By Tim Hardy
These are the two best articles I’ve read on proposals to tackle twitter abuse. I’d recommend anyone interested in the topic – and if you’re not, why not? – to read both.
Prevalent myths about the legal status of Twitter (and other online platforms) include:
- Twitter already has effective systems in place to deter abuse
- Twitter acts only as a conduit and is not liable for its users’ acts
- What is being proposed creates a legal right which did not previously exist
- What is being proposed is a one-stop, automatic ban function
- Abuse is a basic reality of life on-line; anyone bothered by it should leave
- Proposals to make abuse reporting easier attack freedom of speech.
Twitter Abuse: Law and Myth by Susan Hall.
I’ve seen a concern that an easy ‘report abuse’ button on Twitter could be taken up by celebrities looking to sick their followers onto someone. But if implemented intelligently, the system could actually spell the end of that kind of abuse of power. If I get a load of reports in a short timeframe it’s fairly obvious it’s been sparked by something specific. If a tweet is constantly reported that was directed at someone famous, it’s the work of a few minutes to check that celebrity’s timeline and see if they unleashed the mob. In such a situation I think a short sleb suspension would be in order; banning people for malicious reporting does happen and I’ve done it.

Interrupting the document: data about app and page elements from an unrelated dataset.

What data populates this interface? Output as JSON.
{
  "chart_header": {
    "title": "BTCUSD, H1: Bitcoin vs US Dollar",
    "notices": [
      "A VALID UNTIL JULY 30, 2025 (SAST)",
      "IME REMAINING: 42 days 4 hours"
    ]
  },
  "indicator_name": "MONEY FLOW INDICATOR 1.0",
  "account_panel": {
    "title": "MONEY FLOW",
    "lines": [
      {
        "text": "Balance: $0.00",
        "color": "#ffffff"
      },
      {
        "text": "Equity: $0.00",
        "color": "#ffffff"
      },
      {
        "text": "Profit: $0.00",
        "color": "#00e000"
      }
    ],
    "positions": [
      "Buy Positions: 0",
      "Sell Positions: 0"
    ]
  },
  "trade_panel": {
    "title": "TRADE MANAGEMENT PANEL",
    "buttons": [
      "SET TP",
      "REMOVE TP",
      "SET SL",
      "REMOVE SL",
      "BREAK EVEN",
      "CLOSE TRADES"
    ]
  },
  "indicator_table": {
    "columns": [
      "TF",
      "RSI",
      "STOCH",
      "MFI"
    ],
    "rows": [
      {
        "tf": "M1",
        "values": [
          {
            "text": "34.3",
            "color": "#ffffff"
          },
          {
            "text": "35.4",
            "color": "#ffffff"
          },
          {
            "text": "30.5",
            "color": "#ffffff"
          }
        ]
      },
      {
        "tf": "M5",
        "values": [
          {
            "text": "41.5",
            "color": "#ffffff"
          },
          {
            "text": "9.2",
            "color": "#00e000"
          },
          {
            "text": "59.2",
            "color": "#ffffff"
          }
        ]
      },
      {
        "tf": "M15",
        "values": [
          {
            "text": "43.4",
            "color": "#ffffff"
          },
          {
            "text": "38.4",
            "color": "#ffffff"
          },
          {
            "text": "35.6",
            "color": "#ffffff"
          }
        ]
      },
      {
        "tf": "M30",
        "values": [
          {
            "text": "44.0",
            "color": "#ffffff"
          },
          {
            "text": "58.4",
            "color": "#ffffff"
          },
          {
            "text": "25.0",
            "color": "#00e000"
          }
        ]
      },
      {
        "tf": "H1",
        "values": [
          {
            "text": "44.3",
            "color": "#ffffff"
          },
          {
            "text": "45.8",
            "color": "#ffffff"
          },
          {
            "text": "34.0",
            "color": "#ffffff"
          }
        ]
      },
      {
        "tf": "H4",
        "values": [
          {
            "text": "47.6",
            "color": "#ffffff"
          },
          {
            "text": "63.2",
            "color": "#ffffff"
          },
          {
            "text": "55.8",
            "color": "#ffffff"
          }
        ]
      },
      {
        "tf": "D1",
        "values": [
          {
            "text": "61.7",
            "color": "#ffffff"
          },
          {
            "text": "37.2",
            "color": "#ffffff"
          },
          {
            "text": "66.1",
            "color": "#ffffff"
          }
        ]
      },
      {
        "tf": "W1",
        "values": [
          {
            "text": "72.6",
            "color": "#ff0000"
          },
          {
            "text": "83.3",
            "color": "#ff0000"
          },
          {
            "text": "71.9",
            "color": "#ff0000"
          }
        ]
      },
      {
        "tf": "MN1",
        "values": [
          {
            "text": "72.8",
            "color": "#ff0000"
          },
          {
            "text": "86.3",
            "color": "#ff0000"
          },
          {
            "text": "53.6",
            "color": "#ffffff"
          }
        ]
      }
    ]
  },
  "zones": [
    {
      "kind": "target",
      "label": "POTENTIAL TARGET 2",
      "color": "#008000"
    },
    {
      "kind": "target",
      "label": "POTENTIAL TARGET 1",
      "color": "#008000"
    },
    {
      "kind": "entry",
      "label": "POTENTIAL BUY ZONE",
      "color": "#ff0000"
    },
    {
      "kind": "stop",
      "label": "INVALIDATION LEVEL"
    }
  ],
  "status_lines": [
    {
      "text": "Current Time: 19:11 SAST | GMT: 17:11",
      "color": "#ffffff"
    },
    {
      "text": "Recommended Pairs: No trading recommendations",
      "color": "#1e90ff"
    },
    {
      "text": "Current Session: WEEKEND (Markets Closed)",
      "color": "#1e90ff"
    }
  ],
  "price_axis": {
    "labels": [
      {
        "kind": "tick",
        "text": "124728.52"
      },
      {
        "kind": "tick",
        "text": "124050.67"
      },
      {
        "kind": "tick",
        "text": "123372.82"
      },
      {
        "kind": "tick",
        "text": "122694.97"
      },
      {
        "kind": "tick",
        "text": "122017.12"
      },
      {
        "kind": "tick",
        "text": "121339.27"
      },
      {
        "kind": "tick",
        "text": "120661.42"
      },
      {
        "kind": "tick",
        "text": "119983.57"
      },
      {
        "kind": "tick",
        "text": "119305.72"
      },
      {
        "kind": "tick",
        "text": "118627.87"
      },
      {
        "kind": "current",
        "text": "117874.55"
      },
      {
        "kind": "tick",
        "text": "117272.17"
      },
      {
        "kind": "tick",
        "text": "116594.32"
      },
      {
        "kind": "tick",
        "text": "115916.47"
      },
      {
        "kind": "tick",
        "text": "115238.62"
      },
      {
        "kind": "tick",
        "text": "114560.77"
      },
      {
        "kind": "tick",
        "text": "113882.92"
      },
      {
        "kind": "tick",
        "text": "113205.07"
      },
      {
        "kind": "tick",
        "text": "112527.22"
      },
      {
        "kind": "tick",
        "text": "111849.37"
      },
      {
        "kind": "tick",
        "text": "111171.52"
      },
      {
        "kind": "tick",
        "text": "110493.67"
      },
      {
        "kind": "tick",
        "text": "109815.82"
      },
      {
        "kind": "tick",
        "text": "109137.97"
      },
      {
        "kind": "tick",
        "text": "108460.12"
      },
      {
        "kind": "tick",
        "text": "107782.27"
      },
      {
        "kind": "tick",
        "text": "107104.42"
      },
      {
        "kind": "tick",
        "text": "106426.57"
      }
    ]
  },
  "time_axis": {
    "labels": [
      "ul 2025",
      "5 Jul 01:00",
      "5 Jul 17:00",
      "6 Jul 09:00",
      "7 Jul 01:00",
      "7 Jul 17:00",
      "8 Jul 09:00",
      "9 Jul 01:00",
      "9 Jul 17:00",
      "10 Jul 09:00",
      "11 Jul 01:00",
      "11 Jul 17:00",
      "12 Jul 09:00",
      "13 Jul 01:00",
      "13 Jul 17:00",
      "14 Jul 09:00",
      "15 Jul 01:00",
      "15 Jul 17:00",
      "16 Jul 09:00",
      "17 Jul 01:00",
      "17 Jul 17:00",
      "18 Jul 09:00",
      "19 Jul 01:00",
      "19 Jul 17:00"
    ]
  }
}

Twitter reporting and general points on moderation by Rachel Bagelmouse.